● PROMPT: Show, from the records below, all lines that contain the word "SERIAL".

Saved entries

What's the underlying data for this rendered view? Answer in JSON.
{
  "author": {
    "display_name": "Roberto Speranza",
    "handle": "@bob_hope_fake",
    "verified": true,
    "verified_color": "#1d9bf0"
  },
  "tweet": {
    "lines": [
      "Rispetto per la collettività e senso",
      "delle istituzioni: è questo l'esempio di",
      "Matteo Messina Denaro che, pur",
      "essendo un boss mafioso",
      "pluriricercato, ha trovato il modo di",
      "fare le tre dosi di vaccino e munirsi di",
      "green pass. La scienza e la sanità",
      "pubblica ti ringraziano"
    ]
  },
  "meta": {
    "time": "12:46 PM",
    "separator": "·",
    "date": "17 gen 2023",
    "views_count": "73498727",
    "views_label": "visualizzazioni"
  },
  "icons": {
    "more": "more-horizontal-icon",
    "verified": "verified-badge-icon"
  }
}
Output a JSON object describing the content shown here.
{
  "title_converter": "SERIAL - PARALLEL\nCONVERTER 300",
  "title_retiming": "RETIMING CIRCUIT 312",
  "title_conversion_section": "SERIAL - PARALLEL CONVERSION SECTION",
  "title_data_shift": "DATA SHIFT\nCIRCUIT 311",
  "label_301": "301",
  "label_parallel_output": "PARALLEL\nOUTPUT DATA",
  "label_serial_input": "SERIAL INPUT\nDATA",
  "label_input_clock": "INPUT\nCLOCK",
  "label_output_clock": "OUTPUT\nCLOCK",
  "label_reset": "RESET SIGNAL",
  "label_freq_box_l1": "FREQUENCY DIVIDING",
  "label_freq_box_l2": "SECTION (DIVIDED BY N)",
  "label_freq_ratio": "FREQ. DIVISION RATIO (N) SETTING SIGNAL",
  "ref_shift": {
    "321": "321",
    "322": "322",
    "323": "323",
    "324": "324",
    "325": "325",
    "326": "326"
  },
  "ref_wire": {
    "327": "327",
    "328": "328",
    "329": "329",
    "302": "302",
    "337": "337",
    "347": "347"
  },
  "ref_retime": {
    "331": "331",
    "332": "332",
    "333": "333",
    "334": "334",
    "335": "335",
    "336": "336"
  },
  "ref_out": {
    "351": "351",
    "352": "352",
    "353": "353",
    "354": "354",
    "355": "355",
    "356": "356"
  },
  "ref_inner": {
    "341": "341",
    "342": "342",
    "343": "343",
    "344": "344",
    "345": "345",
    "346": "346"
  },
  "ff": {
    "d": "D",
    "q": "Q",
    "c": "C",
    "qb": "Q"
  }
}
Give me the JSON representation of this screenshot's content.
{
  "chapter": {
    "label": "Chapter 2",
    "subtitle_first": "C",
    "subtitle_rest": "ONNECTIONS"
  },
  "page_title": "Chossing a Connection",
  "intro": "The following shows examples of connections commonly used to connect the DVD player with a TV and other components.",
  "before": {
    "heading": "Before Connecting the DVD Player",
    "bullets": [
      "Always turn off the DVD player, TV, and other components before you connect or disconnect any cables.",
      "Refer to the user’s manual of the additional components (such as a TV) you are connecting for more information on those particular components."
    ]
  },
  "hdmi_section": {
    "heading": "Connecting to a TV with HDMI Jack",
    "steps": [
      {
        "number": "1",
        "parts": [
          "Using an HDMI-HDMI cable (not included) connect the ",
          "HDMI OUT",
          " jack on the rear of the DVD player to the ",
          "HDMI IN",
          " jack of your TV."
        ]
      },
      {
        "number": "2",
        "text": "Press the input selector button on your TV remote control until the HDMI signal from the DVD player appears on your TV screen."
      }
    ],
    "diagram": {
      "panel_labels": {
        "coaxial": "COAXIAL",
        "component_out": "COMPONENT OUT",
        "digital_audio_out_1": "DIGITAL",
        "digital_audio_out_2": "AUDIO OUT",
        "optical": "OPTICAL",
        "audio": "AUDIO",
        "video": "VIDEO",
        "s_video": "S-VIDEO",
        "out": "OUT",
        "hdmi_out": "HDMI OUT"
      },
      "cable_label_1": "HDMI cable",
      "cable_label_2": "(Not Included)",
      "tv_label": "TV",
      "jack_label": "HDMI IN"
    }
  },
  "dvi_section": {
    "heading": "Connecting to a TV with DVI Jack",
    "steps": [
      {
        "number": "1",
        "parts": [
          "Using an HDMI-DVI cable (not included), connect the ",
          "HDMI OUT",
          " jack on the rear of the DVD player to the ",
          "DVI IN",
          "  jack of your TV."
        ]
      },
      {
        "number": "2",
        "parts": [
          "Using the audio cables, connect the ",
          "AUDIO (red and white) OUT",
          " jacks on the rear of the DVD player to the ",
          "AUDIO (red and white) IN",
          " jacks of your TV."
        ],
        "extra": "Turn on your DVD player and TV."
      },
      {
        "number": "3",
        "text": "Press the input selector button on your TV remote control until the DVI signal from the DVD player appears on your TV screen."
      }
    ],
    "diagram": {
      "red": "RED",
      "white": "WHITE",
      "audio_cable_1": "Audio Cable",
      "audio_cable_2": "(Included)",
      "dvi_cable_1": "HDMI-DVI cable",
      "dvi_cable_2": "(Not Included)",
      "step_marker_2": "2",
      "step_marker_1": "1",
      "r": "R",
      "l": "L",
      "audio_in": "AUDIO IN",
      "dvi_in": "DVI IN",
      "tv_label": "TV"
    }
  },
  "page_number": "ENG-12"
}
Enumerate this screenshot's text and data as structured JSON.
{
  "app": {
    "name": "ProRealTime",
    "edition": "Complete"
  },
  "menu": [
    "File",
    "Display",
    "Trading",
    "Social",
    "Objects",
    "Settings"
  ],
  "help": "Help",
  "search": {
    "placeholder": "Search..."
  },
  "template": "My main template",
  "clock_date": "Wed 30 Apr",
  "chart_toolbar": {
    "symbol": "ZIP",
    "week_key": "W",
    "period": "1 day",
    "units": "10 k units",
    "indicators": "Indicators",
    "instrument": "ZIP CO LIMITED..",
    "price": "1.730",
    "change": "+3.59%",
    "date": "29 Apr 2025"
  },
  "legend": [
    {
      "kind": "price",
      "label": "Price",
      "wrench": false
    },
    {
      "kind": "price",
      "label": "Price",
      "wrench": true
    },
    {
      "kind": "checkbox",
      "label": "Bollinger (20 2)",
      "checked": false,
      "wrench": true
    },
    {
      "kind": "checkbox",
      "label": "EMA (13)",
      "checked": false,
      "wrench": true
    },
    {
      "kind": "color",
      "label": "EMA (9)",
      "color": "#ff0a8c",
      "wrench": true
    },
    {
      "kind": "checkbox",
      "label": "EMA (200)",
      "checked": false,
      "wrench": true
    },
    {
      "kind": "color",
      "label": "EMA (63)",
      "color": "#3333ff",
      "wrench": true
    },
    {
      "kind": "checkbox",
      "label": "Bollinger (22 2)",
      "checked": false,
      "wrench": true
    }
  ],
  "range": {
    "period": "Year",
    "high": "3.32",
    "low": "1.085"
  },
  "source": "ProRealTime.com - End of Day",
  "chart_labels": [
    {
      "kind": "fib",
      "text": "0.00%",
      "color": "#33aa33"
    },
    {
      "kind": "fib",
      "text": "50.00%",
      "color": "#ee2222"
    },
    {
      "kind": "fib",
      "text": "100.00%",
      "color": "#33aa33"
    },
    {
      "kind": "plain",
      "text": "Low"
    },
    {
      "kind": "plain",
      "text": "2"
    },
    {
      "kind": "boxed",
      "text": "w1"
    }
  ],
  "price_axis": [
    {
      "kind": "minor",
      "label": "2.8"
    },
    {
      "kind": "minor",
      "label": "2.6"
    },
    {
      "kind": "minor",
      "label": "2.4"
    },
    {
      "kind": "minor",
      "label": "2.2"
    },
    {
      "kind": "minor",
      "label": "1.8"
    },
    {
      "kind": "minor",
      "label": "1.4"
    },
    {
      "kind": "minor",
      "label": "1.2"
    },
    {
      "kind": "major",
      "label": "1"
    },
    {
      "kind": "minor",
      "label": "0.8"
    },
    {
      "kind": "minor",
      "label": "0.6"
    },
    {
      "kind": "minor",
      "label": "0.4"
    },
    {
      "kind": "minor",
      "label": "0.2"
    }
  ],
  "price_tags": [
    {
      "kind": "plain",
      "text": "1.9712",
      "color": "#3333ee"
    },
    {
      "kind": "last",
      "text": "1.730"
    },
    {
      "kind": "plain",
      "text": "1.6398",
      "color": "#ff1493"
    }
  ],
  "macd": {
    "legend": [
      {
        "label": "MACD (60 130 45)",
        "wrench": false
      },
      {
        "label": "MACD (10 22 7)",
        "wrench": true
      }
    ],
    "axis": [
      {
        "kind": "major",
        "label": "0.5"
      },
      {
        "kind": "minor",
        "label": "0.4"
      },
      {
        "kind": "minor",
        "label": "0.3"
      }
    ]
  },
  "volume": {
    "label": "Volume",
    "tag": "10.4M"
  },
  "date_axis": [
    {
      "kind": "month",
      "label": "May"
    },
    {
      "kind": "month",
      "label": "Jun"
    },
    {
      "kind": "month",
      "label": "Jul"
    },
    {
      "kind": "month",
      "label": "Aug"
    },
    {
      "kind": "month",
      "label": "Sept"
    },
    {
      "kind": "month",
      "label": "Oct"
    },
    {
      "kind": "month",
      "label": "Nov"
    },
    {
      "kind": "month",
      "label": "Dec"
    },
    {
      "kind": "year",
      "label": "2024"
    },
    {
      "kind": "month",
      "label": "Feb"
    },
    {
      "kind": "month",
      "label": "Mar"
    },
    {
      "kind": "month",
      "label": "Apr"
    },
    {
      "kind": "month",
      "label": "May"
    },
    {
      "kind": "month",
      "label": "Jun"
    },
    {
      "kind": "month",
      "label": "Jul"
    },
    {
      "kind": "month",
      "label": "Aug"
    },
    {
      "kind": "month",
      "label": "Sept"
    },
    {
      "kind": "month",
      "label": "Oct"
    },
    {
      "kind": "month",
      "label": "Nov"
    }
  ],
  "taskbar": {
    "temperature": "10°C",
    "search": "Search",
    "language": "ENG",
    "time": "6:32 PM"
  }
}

● EXPECTED OUTPUT:
  "title_converter": "SERIAL - PARALLEL\nCONVERTER 300",
  "title_conversion_section": "SERIAL - PARALLEL CONVERSION SECTION",
  "label_serial_input": "SERIAL INPUT\nDATA",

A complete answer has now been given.